__Activity__
Retype the material below, keeping each line identical.
━━━ Records for the task ━━━
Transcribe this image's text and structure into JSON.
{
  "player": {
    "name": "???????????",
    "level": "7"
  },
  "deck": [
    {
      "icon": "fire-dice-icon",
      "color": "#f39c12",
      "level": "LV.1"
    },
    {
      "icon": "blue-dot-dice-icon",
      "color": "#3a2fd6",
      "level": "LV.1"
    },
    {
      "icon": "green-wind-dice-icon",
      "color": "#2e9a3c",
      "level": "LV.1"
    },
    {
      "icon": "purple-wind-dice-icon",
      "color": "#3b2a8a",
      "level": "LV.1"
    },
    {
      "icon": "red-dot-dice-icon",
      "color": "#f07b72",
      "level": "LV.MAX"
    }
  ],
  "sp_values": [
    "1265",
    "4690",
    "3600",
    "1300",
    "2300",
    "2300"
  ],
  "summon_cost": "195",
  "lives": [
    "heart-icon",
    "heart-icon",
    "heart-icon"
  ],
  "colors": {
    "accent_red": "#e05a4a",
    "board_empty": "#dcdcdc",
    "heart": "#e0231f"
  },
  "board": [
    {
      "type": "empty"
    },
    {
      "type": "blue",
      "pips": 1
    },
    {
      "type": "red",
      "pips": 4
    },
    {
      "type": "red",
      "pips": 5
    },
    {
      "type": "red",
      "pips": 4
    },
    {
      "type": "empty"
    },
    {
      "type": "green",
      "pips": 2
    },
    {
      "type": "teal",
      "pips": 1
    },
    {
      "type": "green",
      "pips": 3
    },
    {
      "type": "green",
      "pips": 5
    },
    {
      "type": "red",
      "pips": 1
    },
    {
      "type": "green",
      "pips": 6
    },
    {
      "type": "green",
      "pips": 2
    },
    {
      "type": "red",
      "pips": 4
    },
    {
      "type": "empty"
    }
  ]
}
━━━
__The answer__
Transcribe this image's text and structure into JSON.
{
  "player": {
    "name": "???????????",
    "level": "7"
  },
  "deck": [
    {
      "icon": "fire-dice-icon",
      "color": "#f39c12",
      "level": "LV.1"
    },
    {
      "icon": "blue-dot-dice-icon",
      "color": "#3a2fd6",
      "level": "LV.1"
    },
    {
      "icon": "green-wind-dice-icon",
      "color": "#2e9a3c",
      "level": "LV.1"
    },
    {
      "icon": "purple-wind-dice-icon",
      "color": "#3b2a8a",
      "level": "LV.1"
    },
    {
      "icon": "red-dot-dice-icon",
      "color": "#f07b72",
      "level": "LV.MAX"
    }
  ],
  "sp_values": [
    "1265",
    "4690",
    "3600",
    "1300",
    "2300",
    "2300"
  ],
  "summon_cost": "195",
  "lives": [
    "heart-icon",
    "heart-icon",
    "heart-icon"
  ],
  "colors": {
    "accent_red": "#e05a4a",
    "board_empty": "#dcdcdc",
    "heart": "#e0231f"
  },
  "board": [
    {
      "type": "empty"
    },
    {
      "type": "blue",
      "pips": 1
    },
    {
      "type": "red",
      "pips": 4
    },
    {
      "type": "red",
      "pips": 5
    },
    {
      "type": "red",
      "pips": 4
    },
    {
      "type": "empty"
    },
    {
      "type": "green",
      "pips": 2
    },
    {
      "type": "teal",
      "pips": 1
    },
    {
      "type": "green",
      "pips": 3
    },
    {
      "type": "green",
      "pips": 5
    },
    {
      "type": "red",
      "pips": 1
    },
    {
      "type": "green",
      "pips": 6
    },
    {
      "type": "green",
      "pips": 2
    },
    {
      "type": "red",
      "pips": 4
    },
    {
      "type": "empty"
    }
  ]
}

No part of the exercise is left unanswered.